### DIRECTIONS FOR THIS TASK
The lines to return are those below that contain the word "icon".

-- MATERIALS PROVIDED follows --

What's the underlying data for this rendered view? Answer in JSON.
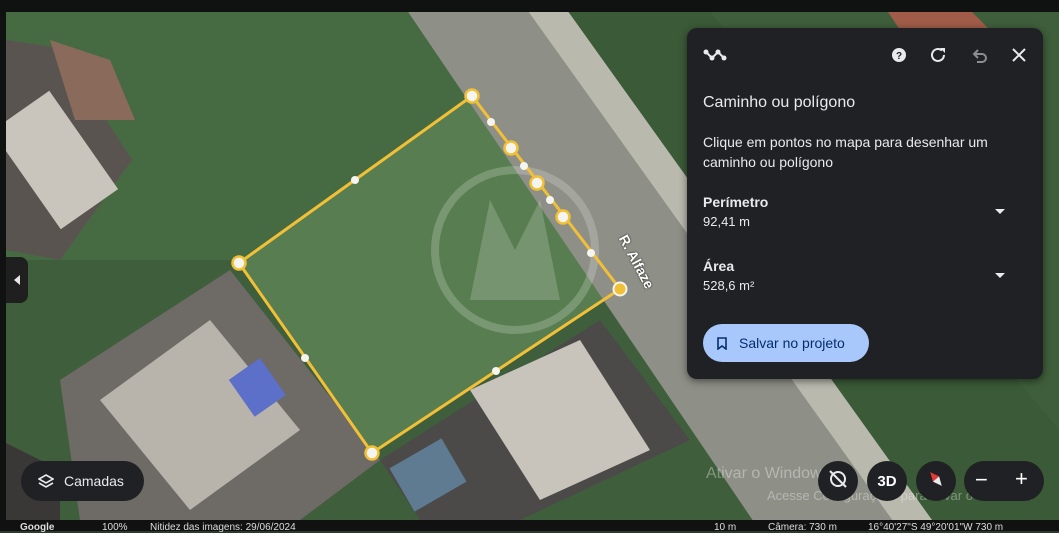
{
  "map": {
    "street_label": "R. Alfaze",
    "colors": {
      "grass": "#4a6b45",
      "road": "#8a8a82",
      "polygon": "#f3c13a"
    }
  },
  "panel": {
    "tool_icon": "path-tool-icon",
    "help_icon": "help-icon",
    "refresh_icon": "refresh-icon",
    "undo_icon": "undo-icon",
    "close_icon": "close-icon",
    "title": "Caminho ou polígono",
    "description": "Clique em pontos no mapa para desenhar um caminho ou polígono",
    "perimeter_label": "Perímetro",
    "perimeter_value": "92,41 m",
    "area_label": "Área",
    "area_value": "528,6 m²",
    "save_label": "Salvar no projeto"
  },
  "controls": {
    "layers_label": "Camadas",
    "three_d_label": "3D",
    "zoom_out": "−",
    "zoom_in": "+"
  },
  "watermark": {
    "line1": "Ativar o Windows",
    "line2": "Acesse Configurações para ativar o Windows."
  },
  "statusbar": {
    "brand": "Google",
    "zoom": "100%",
    "imagery": "Nitidez das imagens: 29/06/2024",
    "scale": "10 m",
    "camera": "Câmera: 730 m",
    "coords": "16°40'27\"S 49°20'01\"W  730 m"
  }
}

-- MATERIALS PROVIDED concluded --

### RESULT OF THIS TASK
    "tool_icon": "path-tool-icon",
    "help_icon": "help-icon",
    "refresh_icon": "refresh-icon",
    "undo_icon": "undo-icon",
    "close_icon": "close-icon",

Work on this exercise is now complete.